"Martyrs in Mexico: A Mormon Story of Revolution and Redemption" explores some of the untold stories of the lives of some of the earliest members of The Church of Jesus Christ of Latter-day Saints in Central Mexico, including the political and economic climate of the time that led to the murders of the San Marcos branch president, Rafael Monroy, and one of his counselors, Vicente Morales.
The Monroy family were well-connected ranchers who were introduced to the gospel in 1913. It didn't take them long to join and become involved in the establishment of the LDS Church in San Marcos. Vicente Morales, who had previously joined the church, became Rafael's employee on the Monroy hacienda, as well as his counselor in the branch presidency.

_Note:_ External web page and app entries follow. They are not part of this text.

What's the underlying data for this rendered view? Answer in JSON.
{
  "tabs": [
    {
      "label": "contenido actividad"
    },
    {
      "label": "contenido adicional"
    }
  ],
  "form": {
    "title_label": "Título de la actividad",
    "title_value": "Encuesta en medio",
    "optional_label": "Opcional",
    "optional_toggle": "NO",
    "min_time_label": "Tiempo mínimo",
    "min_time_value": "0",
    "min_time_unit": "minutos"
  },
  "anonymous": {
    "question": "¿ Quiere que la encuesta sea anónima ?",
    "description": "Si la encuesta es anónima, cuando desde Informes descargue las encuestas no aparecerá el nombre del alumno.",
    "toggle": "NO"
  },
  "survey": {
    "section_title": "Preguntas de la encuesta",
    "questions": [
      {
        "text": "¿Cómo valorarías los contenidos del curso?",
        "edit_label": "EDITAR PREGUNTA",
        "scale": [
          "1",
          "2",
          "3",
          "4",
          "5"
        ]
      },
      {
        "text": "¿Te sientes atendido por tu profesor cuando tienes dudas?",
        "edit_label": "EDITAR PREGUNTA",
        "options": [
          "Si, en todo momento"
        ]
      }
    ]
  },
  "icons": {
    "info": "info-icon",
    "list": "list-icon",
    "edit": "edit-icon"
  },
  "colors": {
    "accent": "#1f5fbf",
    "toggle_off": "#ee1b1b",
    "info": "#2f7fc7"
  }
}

The unfamiliar nature of the Monroys' new religion led to gossip, which led to suspicion, which led to persecution. Ultimately, when a Zapatista officer ordered the executions of Monroy and Morales, offering to spare their lives if they renounced their faith, neither man would refute his new faith. As a result, they were both shot.

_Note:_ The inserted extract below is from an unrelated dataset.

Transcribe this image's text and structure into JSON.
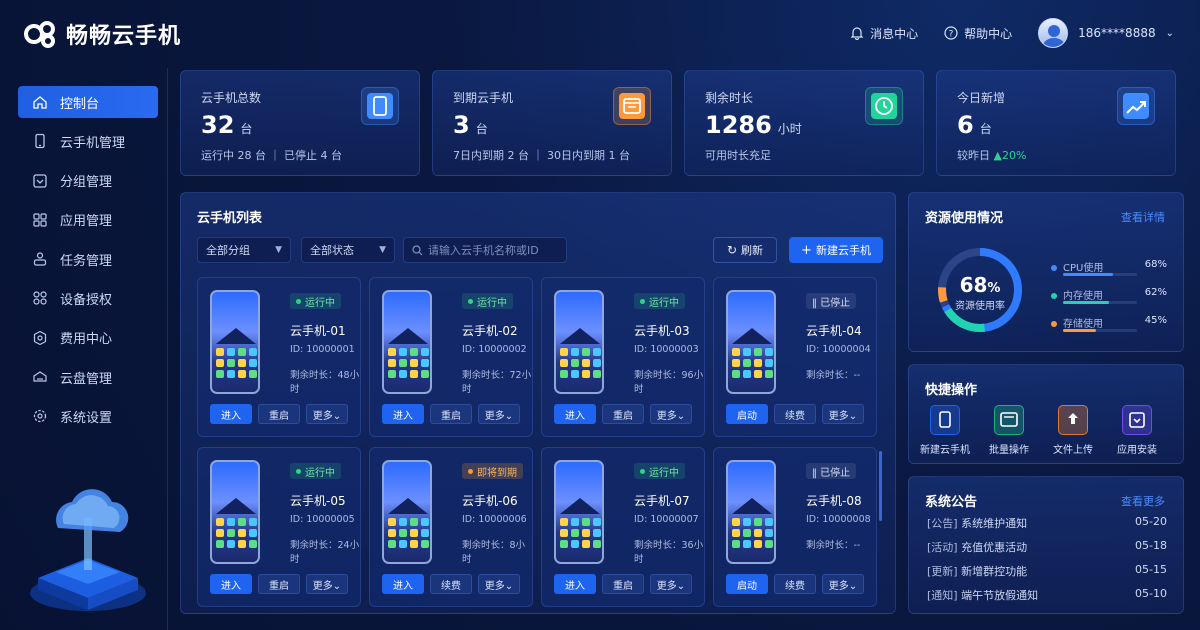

Despite the tragic end to these men's lives, their families' faith remained strong, Rafael's mother even proclaiming, "Our sorrows have been grievous, but our faith is strong and we will never forsake this religion."2 comments on this story
The Monroy and Morales families' sacrifices and faith were instrumental in the church's growth in Central Mexico, eventually resulting in nine wards and two branches in San Marcos and its nearby municipalities by 2015.
While "Martyrs in Mexico" discusses violence and sexual promiscuity, it doesn't describe either in any detail.
Author F. Lamond Tullis received his master's degree from Brigham Young University and his doctorate from Harvard University. He is a specialist in Latin American studies and has been a professor and associate academic vice president at BYU.